Alan S. Cowen, Xia Fang, Disa Sauter, and Dacher Keltner
PNAS first published January 6, 2020. https://doi.org/10.1073/pnas.1910704117
Significance
Do our subjective experiences when listening to music show evidence of universality? And if so, what is the nature of these experiences? With data-driven methodological and statistical approaches, we examined the feelings evoked by 2,168 music excerpts in the United States and China. We uncovered 13 distinct types of experiences that people across 2 different cultures report in listening to music of different kinds. Categories such as “awe” drive the experience of music more so than broad affective features like valence. However, emotions that scientists have long treated as discrete can be blended together. Our results provide answers to long-standing questions about the nature of the subjective experiences associated with music.
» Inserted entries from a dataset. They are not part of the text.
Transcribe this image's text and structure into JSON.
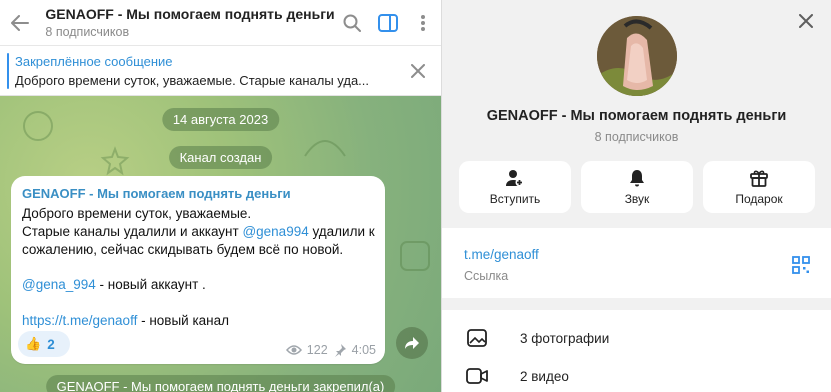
{
  "chat": {
    "title": "GENAOFF - Мы помогаем поднять деньги",
    "subtitle": "8 подписчиков",
    "pinned": {
      "title": "Закреплённое сообщение",
      "text": "Доброго времени суток, уважаемые.  Старые каналы уда..."
    },
    "date_label": "14 августа 2023",
    "created_label": "Канал создан",
    "message": {
      "author": "GENAOFF - Мы помогаем поднять деньги",
      "line1": "Доброго времени суток, уважаемые.",
      "line2_a": "Старые каналы удалили и аккаунт ",
      "line2_mention": "@gena994",
      "line2_b": " удалили к",
      "line3": "сожалению, сейчас скидывать будем всё по новой.",
      "line4_mention": "@gena_994",
      "line4_b": " - новый аккаунт .",
      "line5_link": "https://t.me/genaoff",
      "line5_b": " - новый канал",
      "reaction_emoji": "👍",
      "reaction_count": "2",
      "views": "122",
      "time": "4:05"
    },
    "bottom_service": "GENAOFF - Мы помогаем поднять деньги закрепил(а)"
  },
  "profile": {
    "title": "GENAOFF - Мы помогаем поднять деньги",
    "subtitle": "8 подписчиков",
    "actions": [
      {
        "label": "Вступить",
        "icon": "person-add-icon"
      },
      {
        "label": "Звук",
        "icon": "bell-icon"
      },
      {
        "label": "Подарок",
        "icon": "gift-icon"
      }
    ],
    "link": "t.me/genaoff",
    "link_label": "Ссылка",
    "media": [
      {
        "label": "3 фотографии",
        "icon": "photo-icon"
      },
      {
        "label": "2 видео",
        "icon": "video-icon"
      }
    ]
  },
  "colors": {
    "accent": "#3390ec",
    "link": "#2f8fd6",
    "author": "#3a8fc4"
  }
}
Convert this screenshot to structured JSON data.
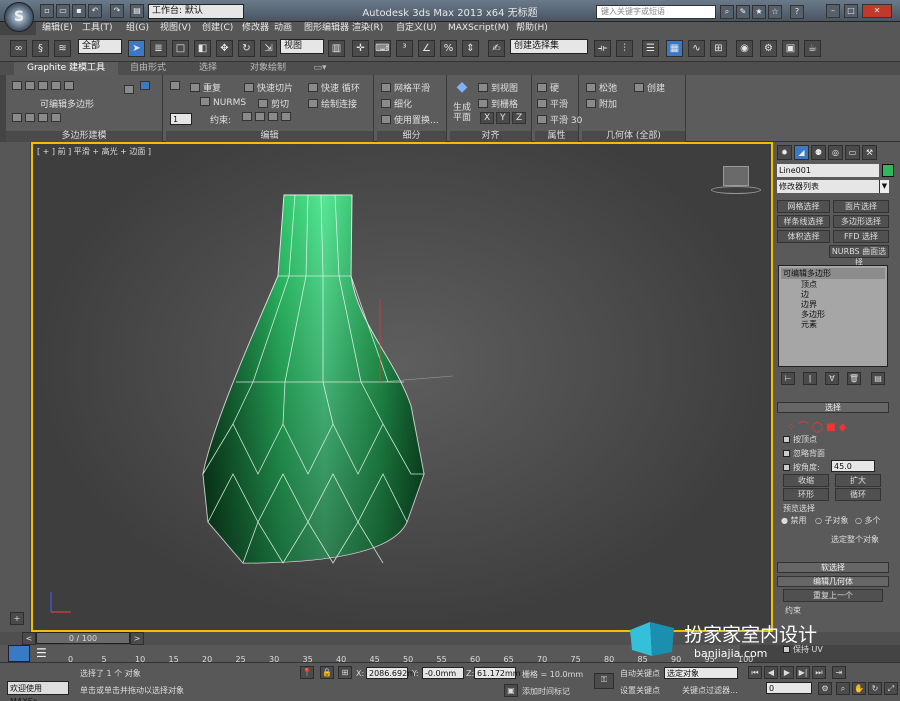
{
  "titlebar": {
    "app_title": "Autodesk 3ds Max  2013 x64    无标题",
    "workspace": "工作台: 默认",
    "search_placeholder": "键入关键字或短语"
  },
  "logo_glyph": "S",
  "menu": [
    "编辑(E)",
    "工具(T)",
    "组(G)",
    "视图(V)",
    "创建(C)",
    "修改器",
    "动画",
    "图形编辑器",
    "渲染(R)",
    "自定义(U)",
    "MAXScript(M)",
    "帮助(H)"
  ],
  "toolbar": {
    "filter": "全部",
    "refsys": "视图",
    "selection_set": "创建选择集"
  },
  "ribbon": {
    "tabs": [
      "Graphite 建模工具",
      "自由形式",
      "选择",
      "对象绘制"
    ],
    "groups": {
      "polymodel": "多边形建模",
      "edit": "编辑",
      "subdivide": "细分",
      "align": "对齐",
      "properties": "属性",
      "geometry": "几何体 (全部)"
    },
    "edit_poly": "可编辑多边形",
    "items": {
      "repeat": "重复",
      "quickslice": "快速切片",
      "quickloop": "快速 循环",
      "nurms": "NURMS",
      "cut": "剪切",
      "paintconnect": "绘制连接",
      "constraint": "约束:",
      "meshsmooth": "网格平滑",
      "tessellate": "细化",
      "usedisp": "使用置换...",
      "genplane": "生成\n平面",
      "toview": "到视图",
      "togrid": "到栅格",
      "x": "X",
      "y": "Y",
      "z": "Z",
      "hard": "硬",
      "smooth": "平滑",
      "smooth30": "平滑 30",
      "relax": "松弛",
      "create": "创建",
      "attach": "附加",
      "spinner": "1"
    }
  },
  "viewport": {
    "label": "[ + ] 前 ] 平滑 + 高光 + 边面 ]"
  },
  "command_panel": {
    "obj_name": "Line001",
    "obj_color": "#2fb85c",
    "modifier_list": "修改器列表",
    "buttons": [
      "网格选择",
      "面片选择",
      "样条线选择",
      "多边形选择",
      "体积选择",
      "FFD 选择",
      "NURBS 曲面选择"
    ],
    "stack": [
      "可编辑多边形",
      "顶点",
      "边",
      "边界",
      "多边形",
      "元素"
    ],
    "rollout_select": "选择",
    "by_vertex": "按顶点",
    "ignore_back": "忽略背面",
    "by_angle": "按角度:",
    "angle": "45.0",
    "shrink": "收缩",
    "grow": "扩大",
    "ring": "环形",
    "loop": "循环",
    "preview": "预览选择",
    "disable": "禁用",
    "subobj": "子对象",
    "multi": "多个",
    "select_whole": "选定整个对象",
    "soft_sel": "软选择",
    "edit_geo": "编辑几何体",
    "repeat_last": "重复上一个",
    "constraint": "约束",
    "preserve_uv": "保持 UV"
  },
  "timeline": {
    "slider": "0 / 100",
    "ticks": [
      "0",
      "5",
      "10",
      "15",
      "20",
      "25",
      "30",
      "35",
      "40",
      "45",
      "50",
      "55",
      "60",
      "65",
      "70",
      "75",
      "80",
      "85",
      "90",
      "95",
      "100"
    ]
  },
  "status": {
    "selected": "选择了 1 个 对象",
    "hint": "单击或单击并拖动以选择对象",
    "welcome": "欢迎使用 MAXSc",
    "x_label": "X:",
    "x": "2086.692m",
    "y_label": "Y:",
    "y": "-0.0mm",
    "z_label": "Z:",
    "z": "61.172mm",
    "grid": "栅格 = 10.0mm",
    "add_time_tag": "添加时间标记",
    "auto_key": "自动关键点",
    "set_key": "设置关键点",
    "key_obj": "选定对象",
    "key_filter": "关键点过滤器...",
    "frame": "0"
  },
  "watermark": {
    "title": "扮家家室内设计",
    "url": "banjiajia.com"
  }
}
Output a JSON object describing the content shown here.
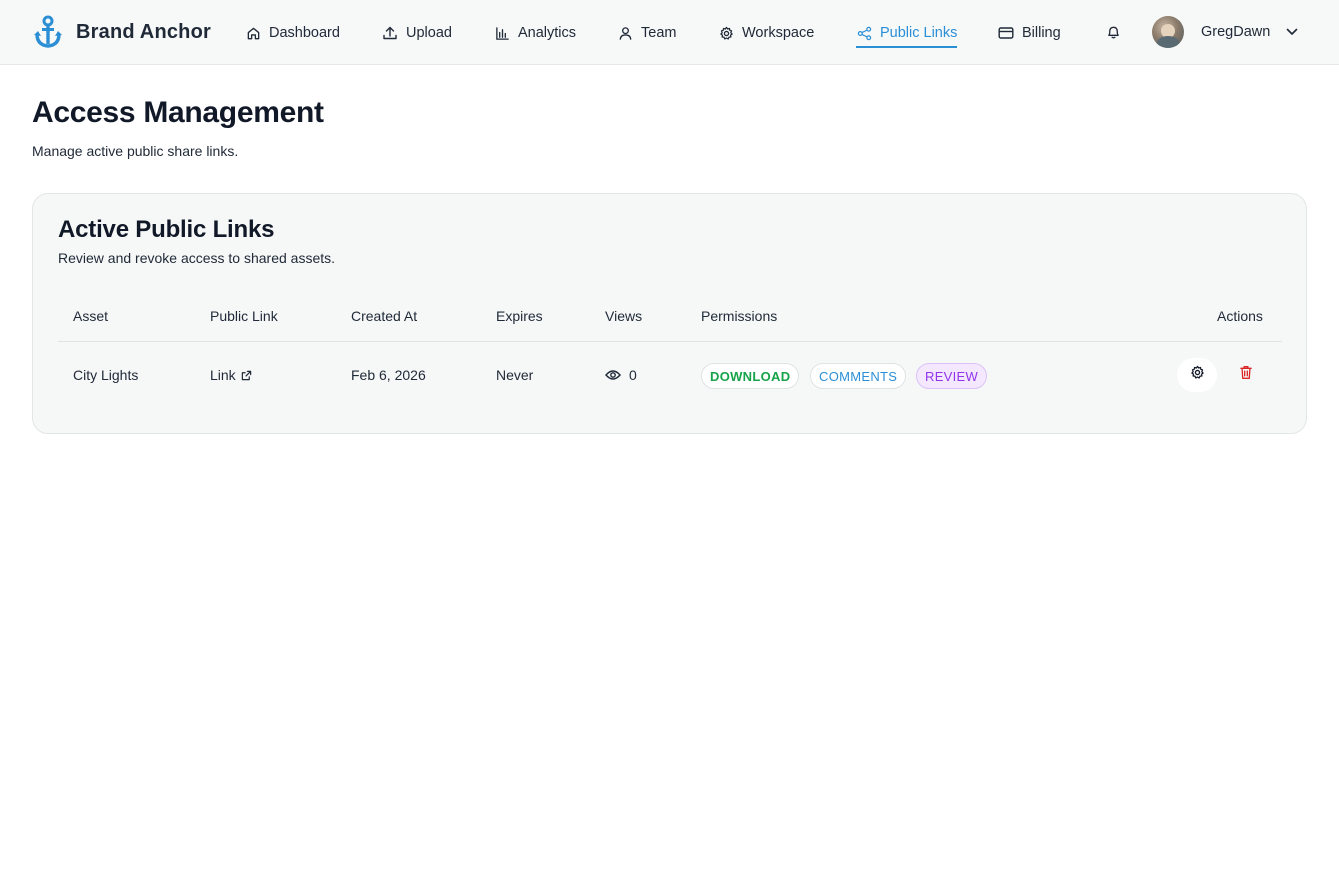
{
  "header": {
    "brand_name": "Brand Anchor",
    "brand_icon": "anchor-icon",
    "accent_color": "#2b8fd6",
    "nav": [
      {
        "label": "Dashboard",
        "icon": "home-icon"
      },
      {
        "label": "Upload",
        "icon": "upload-icon"
      },
      {
        "label": "Analytics",
        "icon": "bar-chart-icon"
      },
      {
        "label": "Team",
        "icon": "user-icon"
      },
      {
        "label": "Workspace",
        "icon": "gear-icon"
      },
      {
        "label": "Public Links",
        "icon": "share-icon",
        "active": true
      },
      {
        "label": "Billing",
        "icon": "credit-card-icon"
      }
    ],
    "notifications_icon": "bell-icon",
    "user_name": "GregDawn"
  },
  "page": {
    "title": "Access Management",
    "subtitle": "Manage active public share links."
  },
  "card": {
    "title": "Active Public Links",
    "subtitle": "Review and revoke access to shared assets.",
    "columns": [
      "Asset",
      "Public Link",
      "Created At",
      "Expires",
      "Views",
      "Permissions",
      "Actions"
    ],
    "rows": [
      {
        "asset": "City Lights",
        "public_link": "Link",
        "created_at": "Feb 6, 2026",
        "expires": "Never",
        "views": "0",
        "permissions": [
          "DOWNLOAD",
          "COMMENTS",
          "REVIEW"
        ]
      }
    ]
  },
  "colors": {
    "download": "#16a34a",
    "comments": "#2b8fd6",
    "review": "#9333ea",
    "delete": "#dc2626"
  }
}
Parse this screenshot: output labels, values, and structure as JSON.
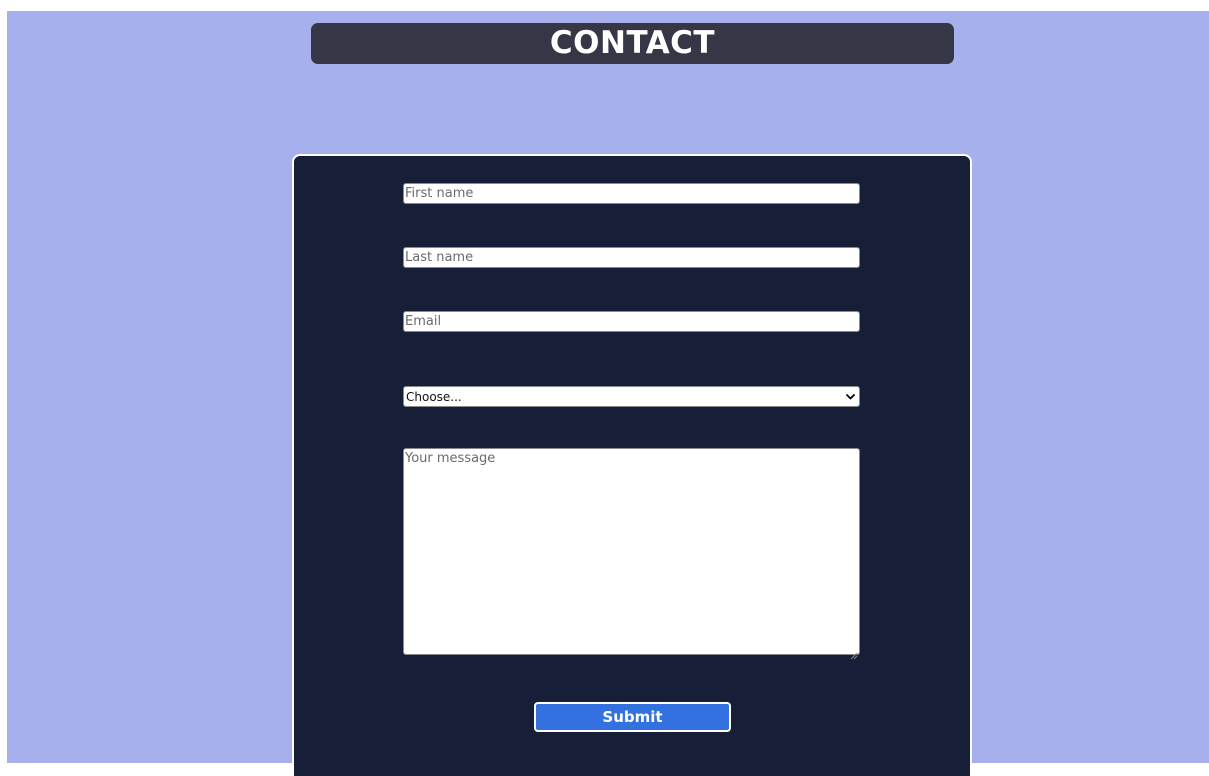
{
  "header": {
    "title": "CONTACT"
  },
  "form": {
    "first_name_placeholder": "First name",
    "last_name_placeholder": "Last name",
    "email_placeholder": "Email",
    "select_value": "Choose...",
    "message_placeholder": "Your message",
    "submit_label": "Submit"
  },
  "colors": {
    "page_background": "#a5b0ec",
    "title_bar": "#353646",
    "form_card": "#171e37",
    "submit_button": "#3370e0"
  },
  "icons": {
    "select_arrow": "chevron-down-icon",
    "textarea_resize": "resize-handle-icon"
  }
}
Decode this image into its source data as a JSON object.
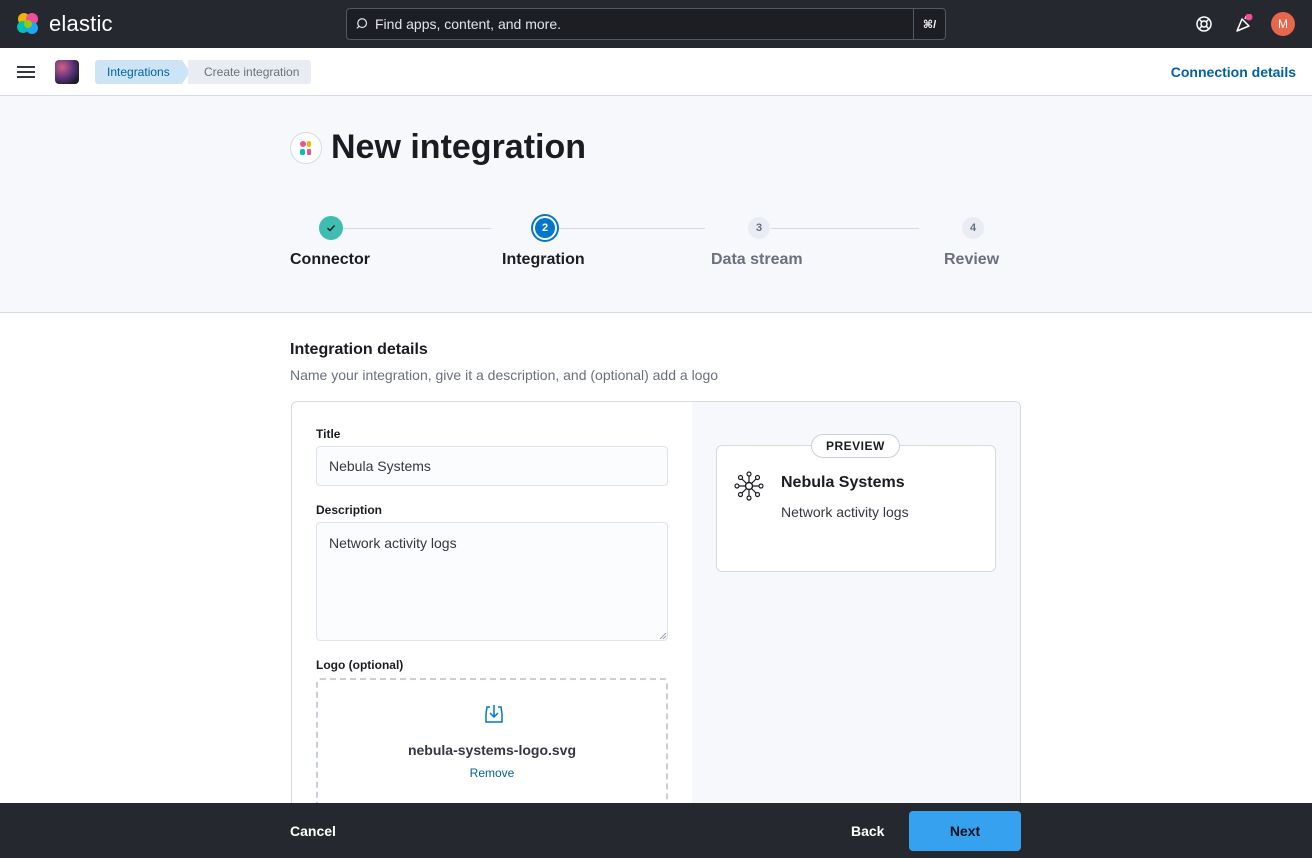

Abstract
What is the nature of the feelings evoked by music? We investigated how people represent the subjective experiences associated with Western and Chinese music and the form in which these representational processes are preserved across different cultural groups. US (n=1,591) and Chinese (n=1,258) participants listened to 2,168 music samples and reported on the specific feelings (e.g., “angry,” “dreamy”) or broad affective features (e.g., valence, arousal) that they made individuals feel. Using large-scale statistical tools, we uncovered 13 distinct types of subjective experience associated with music in both cultures. Specific feelings such as “triumphant” were better preserved across the 2 cultures than levels of valence and arousal, contrasting with theoretical claims that valence and arousal are building blocks of subjective experience. This held true even for music selected on the basis of its valence and arousal levels and for traditional Chinese music. Furthermore, the feelings associated with music were found to occupy continuous gradients, contradicting discrete emotion theories. Our findings, visualized within an interactive map (https://www.ocf.berkeley.edu/∼acowen/music.html) reveal a complex, high-dimensional space of subjective experience associated with music in multiple cultures. These findings can inform inquiries ranging from the etiology of affective disorders to the neurological basis of emotion.